Visualization of graphs and trees is an important part of a data analyst’s toolkit, whether the goal is to visualize individual data points or to explore the overall structure of a large dataset. There are dozens, if not hundreds, of visualization options available, some of which have more capabilities than others. Among those that I use regularly are network displays and mapping, which show how individual pieces in a data set are connected to one another.
Often the first step in visualization of a large dataset is to map it out into a tree. This helps users understand the structure of a dataset and can be useful for differentiating between groups.
However, this method can be cumbersome for very large data sets. It requires a lot of scrolling to display all the elements and can be difficult for users to interpret depth or encoding additional attributes.
Tree simplification algorithms
There are several tree simplification algorithms that can be applied to a dataset and are designed to improve the visualization by making it easier to read. Some are better performed as a last step, while others can be used at any stage. The order of application is critical to the results and can determine whether the simplifications will improve the visualization or make it worse.
When compared to other approaches, the GFF approach is particularly appealing because it allows the user to focus on relationships between features without being distracted by the labels that usually represent them. This allows the user to investigate relationships that are weak or distant from the target label.
Unlike Attribute-RadViz, which emphasizes the relationship between an attribute and a label (often the most relevant for a feature), the GFF approach focuses on the relationships between the features. This is done by drawing edges between the attributes in a graph and their weighted edge values.

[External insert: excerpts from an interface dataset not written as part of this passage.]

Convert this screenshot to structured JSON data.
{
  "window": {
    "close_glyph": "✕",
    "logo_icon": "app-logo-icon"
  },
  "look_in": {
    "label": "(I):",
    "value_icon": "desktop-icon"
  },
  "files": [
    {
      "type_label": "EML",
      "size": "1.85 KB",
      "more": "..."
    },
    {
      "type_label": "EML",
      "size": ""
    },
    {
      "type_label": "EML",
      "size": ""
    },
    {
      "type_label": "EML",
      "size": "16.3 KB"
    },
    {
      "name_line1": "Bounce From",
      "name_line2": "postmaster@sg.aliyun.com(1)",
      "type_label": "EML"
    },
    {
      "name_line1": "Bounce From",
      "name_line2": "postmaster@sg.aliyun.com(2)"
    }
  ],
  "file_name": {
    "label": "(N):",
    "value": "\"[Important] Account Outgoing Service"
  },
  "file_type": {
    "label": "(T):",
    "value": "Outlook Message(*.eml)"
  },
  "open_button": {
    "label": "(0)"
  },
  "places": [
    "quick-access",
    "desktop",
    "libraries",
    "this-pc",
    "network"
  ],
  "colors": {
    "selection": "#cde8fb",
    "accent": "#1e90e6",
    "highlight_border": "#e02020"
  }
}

To achieve this, a similarity graph is constructed having all the attributes in the dataset as vertices. The weighted edge value of each of the vertices represents the degree to which the attribute is similar to the other vertices on that edge. The resulting graph, which can be visualized in various ways, has the property that the most similar items are placed in neighboring branches and the least similar ones in the middle.
It is important to note that the weights of a given edge may change over time. This can be caused by a change in the value of a corresponding attribute or by the introduction of new attributes.
In addition, it is important to avoid overuse of colors in tree diagrams as this can cause confusion. In particular, it is best to avoid using both red and green in the same treemap as this can lead to confusion when users attempt to distinguish between groups of data points with similar colors.
The visualization of a graph is an extremely powerful tool for helping analysts understand the relationships and implications of their data. This is especially true when the graph has a complex structure and multiple dimensions.